ENTERTAINMENT STUDIOS (2017)
Director: Johannes Roberts
Starring: Mandy Moore, Claire Holt, Chris J. Johnson, Yani Gellman, Santiago A. Segura, Matthew Modine
I bloody hate the ocean.
Ok, that’s out of the way. Good.
47 Meters Down, put simply, is the story of two young women who are trapped in a shark cage that has plunged into the depths of the evil ocean…forty-seven metres below the surface, actually. As they’re in a shark cage, obviously there are sharks lurking. Big bastard sharks, in fact. Big bastard sharks that fancy feasting on some female flesh.
The two ladies in question are Lisa (Moore) and Kate (Holt), sisters holidaying in the fine weather of Mexico. In Kate’s place should’ve been Lisa’s boyfriend Stuart, but he’s a tool who accused her being boring and broke up with her. Men…
To cheer her sister up, Kate takes her out for an all-night drinking and dancing session – which is always guaranteed to provide some plot beats. As it is, they meet a couple of local dudes with greased hair who promise the girls some shark cage action in the morning. Kate is more than up for it, however Lisa has to be persuaded and eventually uses Stuart’s cruel words as an inspiration to live a little. When it’s time for the adventure, the girls are taken to a boat belonging to Captain Taylor (Modine) who explains the process of retaining oxygen and informs them they’ll be in the shark-infested waters for five minutes. The waters weren’t infested until he illegally chummed then, but still.
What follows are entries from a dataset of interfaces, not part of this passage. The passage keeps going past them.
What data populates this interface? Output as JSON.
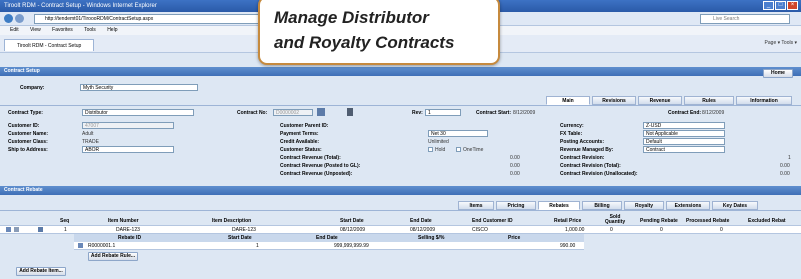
{
  "window": {
    "title": "Tiroolt RDM - Contract Setup - Windows Internet Explorer"
  },
  "address": {
    "url": "http://tendemt01/TiroooRDM/ContractSetup.aspx",
    "search_placeholder": "Live Search"
  },
  "menu": [
    "Edit",
    "View",
    "Favorites",
    "Tools",
    "Help"
  ],
  "browser_tab": {
    "label": "Tiroolt RDM - Contract Setup",
    "tools": "Page ▾  Tools ▾"
  },
  "callout": {
    "line1": "Manage Distributor",
    "line2": "and Royalty Contracts"
  },
  "contract_setup": {
    "header": "Contract Setup",
    "home_button": "Home",
    "company_label": "Company:",
    "company_value": "Myth Security",
    "contract_type_label": "Contract Type:",
    "contract_type_value": "Distributor",
    "contract_no_label": "Contract No:",
    "contract_no_value": "D0000002",
    "rev_label": "Rev:",
    "rev_value": "1",
    "contract_start_label": "Contract Start:",
    "contract_start_value": "8/12/2009",
    "contract_end_label": "Contract End:",
    "contract_end_value": "8/12/2009",
    "tabs": [
      "Main",
      "Revisions",
      "Revenue",
      "Rules",
      "Information"
    ],
    "left_fields": [
      {
        "label": "Customer ID:",
        "value": "47007"
      },
      {
        "label": "Customer Name:",
        "value": "Adult"
      },
      {
        "label": "Customer Class:",
        "value": "TRADE"
      },
      {
        "label": "Ship to Address:",
        "value": "ABOR"
      }
    ],
    "mid_fields": [
      {
        "label": "Customer Parent ID:",
        "value": ""
      },
      {
        "label": "Payment Terms:",
        "value": "Net 30"
      },
      {
        "label": "Credit Available:",
        "value": "Unlimited"
      },
      {
        "label": "Customer Status:",
        "value": ""
      },
      {
        "label": "Contract Revenue (Total):",
        "value": "0.00"
      },
      {
        "label": "Contract Revenue (Posted to GL):",
        "value": "0.00"
      },
      {
        "label": "Contract Revenue (Unposted):",
        "value": "0.00"
      }
    ],
    "status_options": [
      "Hold",
      "OneTime"
    ],
    "right_fields": [
      {
        "label": "Currency:",
        "value": "Z-USD"
      },
      {
        "label": "FX Table:",
        "value": "Not Applicable"
      },
      {
        "label": "Posting Accounts:",
        "value": "Default"
      },
      {
        "label": "Revenue Managed By:",
        "value": "Contract"
      },
      {
        "label": "Contract Revision:",
        "value": "1"
      },
      {
        "label": "Contract Revision (Total):",
        "value": "0.00"
      },
      {
        "label": "Contract Revision (Unallocated):",
        "value": "0.00"
      }
    ]
  },
  "contract_rebate": {
    "header": "Contract Rebate",
    "tabs": [
      "Items",
      "Pricing",
      "Rebates",
      "Billing",
      "Royalty",
      "Extensions",
      "Key Dates"
    ],
    "columns": [
      "Seq",
      "Item Number",
      "Item Description",
      "Start Date",
      "End Date",
      "End Customer ID",
      "Retail Price",
      "Sold Quantity",
      "Pending Rebate",
      "Processed Rebate",
      "Excluded Rebat"
    ],
    "row": {
      "seq": "1",
      "item": "DARE-123",
      "desc": "DARE-123",
      "start": "08/12/2009",
      "end": "08/12/2009",
      "cust": "CISCO",
      "price": "1,000.00",
      "qty": "0",
      "pending": "0",
      "processed": "0"
    },
    "sub_columns": [
      "Rebate ID",
      "Start Date",
      "End Date",
      "Selling $/%",
      "Price"
    ],
    "sub_row": {
      "id": "R0000001.1",
      "start": "1",
      "end": "999,999,999.99",
      "selling": "",
      "price": "990.00"
    },
    "add_rule_button": "Add Rebate Rule...",
    "add_item_button": "Add Rebate Item..."
  },
  "colors": {
    "accent": "#3e6fb6",
    "callout_border": "#c68a3e"
  }
}
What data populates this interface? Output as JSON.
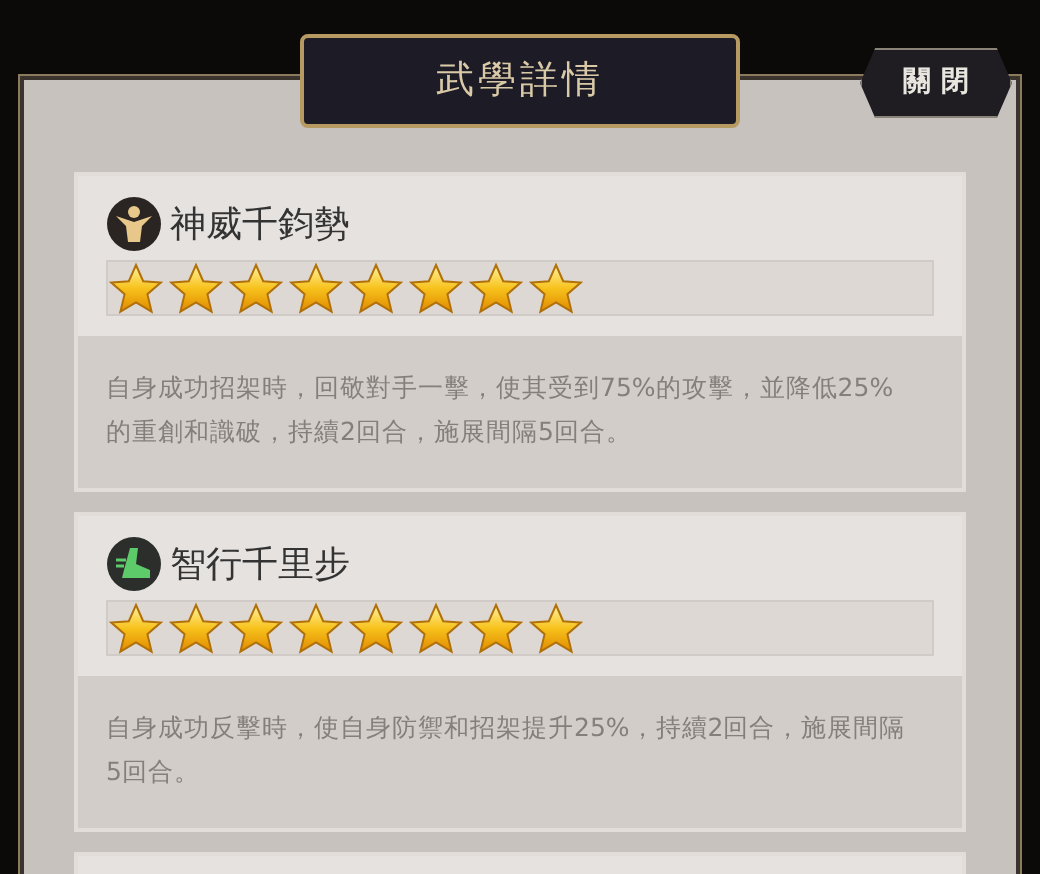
{
  "title": "武學詳情",
  "close_button": "關 閉",
  "skills": [
    {
      "kind": "figure",
      "name": "神威千鈞勢",
      "stars": 8,
      "description": "自身成功招架時，回敬對手一擊，使其受到75%的攻擊，並降低25%的重創和識破，持續2回合，施展間隔5回合。"
    },
    {
      "kind": "boot",
      "name": "智行千里步",
      "stars": 8,
      "description": "自身成功反擊時，使自身防禦和招架提升25%，持續2回合，施展間隔5回合。"
    }
  ]
}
The local greasers enter the cage first and when they vacate, it’s time for Lisa and Kate to step into the evil ocean and into the confines of the rickety cage. With huge sharks circling, unfortunately the cable holding the cage snaps, sending the two girls hurtling towards the depths of the ocean. Out of communication range and with their oxygen levels quickly depleting, they’ll need to work together to contact the ship and get to safety.
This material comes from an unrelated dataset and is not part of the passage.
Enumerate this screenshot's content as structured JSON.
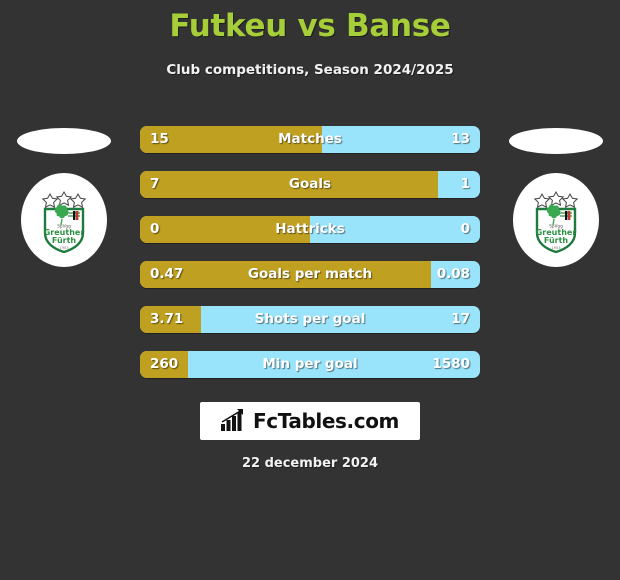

Riding on the success of 2016’s The Shallows, 47 Meters Down in the next movie designed to put me, and many others, off of venturing into the evil deep blue sea. Using close-ups and the murkiness of the ocean, the movie attempts to grip the viewer with claustrophobia and a rising tension. We know the sharks are out there, but we can’t see where. The use of a lurking dread is nothing new, but it is generally effective when utilised correctly and this movie does well in that respect – there are moments that seem to fall into cliché as you wait for something to emerge from the dark, but it never does. It goes without saying that there are jump scares, but they are few and far between. The music utilised in the film is fantastic and really adds to the on-screen proceedings.
Utilising visuals well, the underwater scenes pulsate with a phantom fear. Lit only by the lantern on their redundant cage, everything around the girls is pitch black. When the evil sharks do show up, it’s not until the last second that they become fully visible so you never quite know when Sharky is going to turn up for his feminine feast. Switching from the glamour of the Dominican Republic to the extra glamour of underwater tanks in Basildon never looked so good…
Moore and Holt are solid in their respective roles, which are mainly looking scared and panicking, but they carry the movie well. Unlike The Shallows, there are no particularly gratuitous bikini/body shots of the women, it’s all a bit less sexual and more focused. The supporting cast is literally just that, there to fill up the frames.
The issue with the movie lies with the script. It isn’t very good. The relationship between the sisters is typical and how they bond throughout the situations is a strand that has been done to death, and done more effectively elsewhere. A movie like 47 Meters Down is mired in B-movie goodness, and shouldn’t be expected surely to have groundbreaking writing? Not after groundbreaking, just decent. The movie relies greatly on its visual execution as opposed to its writing, and had the two been on an equal level, the movie would’ve been more successful for it. That said, the extra threat of the oxygen running out was a component that was never ignored thankfully (similar to the rising tide of The Shallows)
I enjoyed the ending, which is not something I usually do with movies like this, but I feel it was satisfying and justified certain events that had come before. It added a little bit of realism to proceedings. A little bit. As for the flashlights and flares, not so much. Add on top of that the issues surrounding authenticity of oxygen levels and not suffering ruptured eardrums from the initial plummet and the movie ends up taking a lot of artistic liberties.
Also, how could the girls communicate with their ears uncovered by the masks?
47 Meters Down is certainly not the new Jaws. It’s not quite the new The Shallows. But it IS better than Sharknado and Deep Blue Sea (minus the scene of Sam Jackson getting chomped, of course)
Entertaining but forgettable.
September 2nd 2017